Inflammatory Diseases Research
Research in the Centre for Inflammatory Diseases (CID) spans basic experimental biology, clinical research and clinical practice in inflammatory diseases.
Heart disease is the number one killer in our community. The underlying basis of it is the thickening of arteries by the pathological process of atherosclerosis; an occlusive disease of arteries that causes heart attacks and strokes.
White blood cells are central to the development of severe forms of human glomeraula inflammation. They are also increasingly recognised as important in acute kidney (renal) injury, a common complication of hospital stays that increases the chance of a poor clinical outcome.
Type 2 diabetes is a metabolic syndrome is caused by the development of insulin resistance, which is normally a consequence of chronic obesity.
Leukocytes play critical roles in protective responses to infection and injury. However, these same cells are also major contributors to inappropriate, injurious responses in inflammatory diseases.
Liver fibrosis and cirrhosis is the common end stage to all liver diseases in humans. We study mechanisms of liver fibrosis and factors that determine its progression to cirrhosis.
The Infectious Diseases Research Group conducts a wide range of basic, clinical and translational research and quality assurance activities.
Inflammation is one of the first responses of the immune system to infection or injury. Our laboratory uses cutting edge in vivo imaging techniques to directly visualise and study the immune processes involved in inflammation in both infectious and non-infectious models.

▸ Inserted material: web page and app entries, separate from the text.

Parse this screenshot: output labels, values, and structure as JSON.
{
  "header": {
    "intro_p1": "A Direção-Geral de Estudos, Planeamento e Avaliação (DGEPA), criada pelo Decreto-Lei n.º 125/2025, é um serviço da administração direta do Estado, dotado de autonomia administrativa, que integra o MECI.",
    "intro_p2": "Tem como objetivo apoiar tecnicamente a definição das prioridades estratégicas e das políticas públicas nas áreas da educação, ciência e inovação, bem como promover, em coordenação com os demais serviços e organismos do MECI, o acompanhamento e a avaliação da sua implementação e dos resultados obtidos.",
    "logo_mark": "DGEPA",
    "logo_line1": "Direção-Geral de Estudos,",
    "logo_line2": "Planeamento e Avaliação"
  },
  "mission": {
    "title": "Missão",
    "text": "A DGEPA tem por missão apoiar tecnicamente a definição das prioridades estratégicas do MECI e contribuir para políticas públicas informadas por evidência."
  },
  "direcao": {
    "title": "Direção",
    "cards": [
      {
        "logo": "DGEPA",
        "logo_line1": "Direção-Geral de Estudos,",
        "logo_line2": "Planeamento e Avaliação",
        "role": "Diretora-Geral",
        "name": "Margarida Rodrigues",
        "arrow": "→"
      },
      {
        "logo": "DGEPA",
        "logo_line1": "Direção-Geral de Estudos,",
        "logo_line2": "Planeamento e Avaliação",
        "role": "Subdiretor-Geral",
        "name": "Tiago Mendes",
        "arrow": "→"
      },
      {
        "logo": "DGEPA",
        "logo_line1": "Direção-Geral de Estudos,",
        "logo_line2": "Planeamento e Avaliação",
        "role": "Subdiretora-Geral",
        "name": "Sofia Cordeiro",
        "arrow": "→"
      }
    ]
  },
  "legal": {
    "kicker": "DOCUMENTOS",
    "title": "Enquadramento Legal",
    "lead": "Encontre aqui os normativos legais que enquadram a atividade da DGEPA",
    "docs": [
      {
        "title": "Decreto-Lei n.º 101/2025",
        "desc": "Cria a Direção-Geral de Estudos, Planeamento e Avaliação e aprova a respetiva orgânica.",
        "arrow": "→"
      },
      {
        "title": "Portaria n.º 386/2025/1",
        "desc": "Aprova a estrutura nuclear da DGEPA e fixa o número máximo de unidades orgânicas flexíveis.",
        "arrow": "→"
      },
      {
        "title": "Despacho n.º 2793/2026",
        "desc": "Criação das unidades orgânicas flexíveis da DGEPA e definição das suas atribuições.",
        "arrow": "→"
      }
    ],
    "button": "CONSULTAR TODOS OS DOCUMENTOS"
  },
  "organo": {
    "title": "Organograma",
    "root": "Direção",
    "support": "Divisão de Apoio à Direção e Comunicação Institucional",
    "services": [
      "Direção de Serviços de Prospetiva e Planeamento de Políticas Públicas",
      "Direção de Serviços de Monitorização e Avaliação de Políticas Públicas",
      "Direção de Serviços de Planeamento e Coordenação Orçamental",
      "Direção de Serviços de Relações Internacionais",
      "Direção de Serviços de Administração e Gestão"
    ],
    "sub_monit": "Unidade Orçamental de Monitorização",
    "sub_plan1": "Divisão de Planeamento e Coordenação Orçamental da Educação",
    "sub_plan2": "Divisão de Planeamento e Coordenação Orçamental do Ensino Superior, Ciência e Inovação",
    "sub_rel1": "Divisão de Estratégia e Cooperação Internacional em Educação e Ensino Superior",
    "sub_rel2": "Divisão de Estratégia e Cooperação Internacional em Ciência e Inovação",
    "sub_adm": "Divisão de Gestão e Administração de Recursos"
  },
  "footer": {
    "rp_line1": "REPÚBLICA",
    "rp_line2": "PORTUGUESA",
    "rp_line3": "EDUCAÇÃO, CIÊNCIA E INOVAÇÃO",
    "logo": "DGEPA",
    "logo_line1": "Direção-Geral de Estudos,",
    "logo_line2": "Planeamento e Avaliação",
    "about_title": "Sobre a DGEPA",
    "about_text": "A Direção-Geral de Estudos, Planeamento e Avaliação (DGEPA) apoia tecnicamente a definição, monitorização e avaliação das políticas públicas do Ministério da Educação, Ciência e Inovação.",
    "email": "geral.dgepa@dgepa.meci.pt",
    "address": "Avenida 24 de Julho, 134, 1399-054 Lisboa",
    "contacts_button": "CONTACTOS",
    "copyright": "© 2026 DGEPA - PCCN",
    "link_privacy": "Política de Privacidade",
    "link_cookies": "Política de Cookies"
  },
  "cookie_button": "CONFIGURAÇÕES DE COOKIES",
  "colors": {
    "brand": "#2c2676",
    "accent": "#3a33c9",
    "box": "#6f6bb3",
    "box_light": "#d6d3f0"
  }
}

The Regulatory T Cell Therapies lab focusses on generating autoantigen-specific regulatory T cells to treat autoimmune diseases.